Favour Existing ProtocolsBuilding and maintaining a custom service communication protocol is a lot of work. While we had good reason to build our own, we have since started transitioning from reliance on our protocol to reliance on HTTP as the transport layer. The gains in efficiency of building and deploying new services have been immediate.
Work Out LoudA key to our ability to move quickly as a team and adopt entirely new languages or architectures is what we call “Working Out Loud.” When venturing forth on a new path, we may dedicate a small focused team but part of that team’s mandate is always to share with the entire team, what is succeeding and what is failing. Tangibly, this happens through, regular demos, IM, posts to Facebook@Work and regular cross-team check-ins. We find that if we consciously work out loud from the outset of a project, information and knowledge propagates much more effectively than if we wait until something concrete is shipped.
SOA Operating Costs Can SpiralThe intuition that the infrastructure costs of operating a service oriented architecture are higher is accurate. This can be mitigated through things like reliance on orchestration and containerized services. The takeaway is to build costing into your SOA transition plan.
Conway’s Law is RealHaving gone through many Engineering team re-organizations as the size of the Hootsuite organization has grown, we’ve continued to be amazed at the applicability Conway’s Law. This states:
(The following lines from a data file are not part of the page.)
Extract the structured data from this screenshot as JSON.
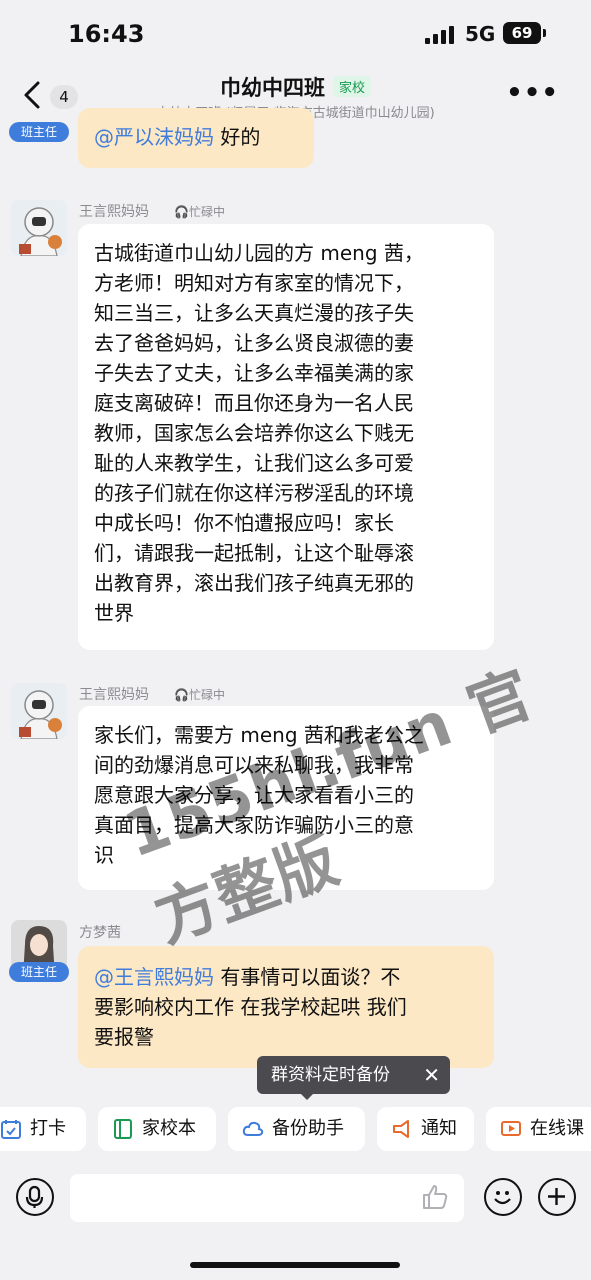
{
  "status_bar": {
    "time": "16:43",
    "network": "5G",
    "battery": "69"
  },
  "header": {
    "back_count": "4",
    "title": "巾幼中四班",
    "title_tag": "家校",
    "subtitle": "巾幼中四班 (归属于 临海市古城街道巾山幼儿园)"
  },
  "messages": [
    {
      "role": "班主任",
      "mention": "@严以沫妈妈",
      "text": " 好的"
    },
    {
      "sender": "王言熙妈妈",
      "status": "忙碌中",
      "text": "古城街道巾山幼儿园的方 meng 茜，\n方老师！明知对方有家室的情况下，\n知三当三，让多么天真烂漫的孩子失\n去了爸爸妈妈，让多么贤良淑德的妻\n子失去了丈夫，让多么幸福美满的家\n庭支离破碎！而且你还身为一名人民\n教师，国家怎么会培养你这么下贱无\n耻的人来教学生，让我们这么多可爱\n的孩子们就在你这样污秽淫乱的环境\n中成长吗！你不怕遭报应吗！家长\n们，请跟我一起抵制，让这个耻辱滚\n出教育界，滚出我们孩子纯真无邪的\n世界"
    },
    {
      "sender": "王言熙妈妈",
      "status": "忙碌中",
      "text": "家长们，需要方 meng 茜和我老公之\n间的劲爆消息可以来私聊我，我非常\n愿意跟大家分享，让大家看看小三的\n真面目，提高大家防诈骗防小三的意\n识"
    },
    {
      "sender": "方梦茜",
      "role": "班主任",
      "mention": "@王言熙妈妈",
      "text": " 有事情可以面谈？不\n要影响校内工作  在我学校起哄  我们\n要报警"
    }
  ],
  "watermark": "155hl.fun 官方整版",
  "tooltip": "群资料定时备份",
  "toolbar": [
    "打卡",
    "家校本",
    "备份助手",
    "通知",
    "在线课"
  ],
  "colors": {
    "accent_blue": "#3f7ddc",
    "bubble_yellow": "#fde8c5",
    "tag_green": "#1a9a52"
  }
}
.. organizations which design systems … are constrained to produce > > designs which are copies of the communication structures of these > > organizationsThis also held true in our transition to SOA. Key to our transition was re-structuring the organization from one that was built to deliver generic product features to o ne that was designed to build services AND features. Essentially, this meant transitioning from a large group of generalists who self-formed into short running project teams into a set of stable teams each responsible for an area of functionality or technology, including the services within them.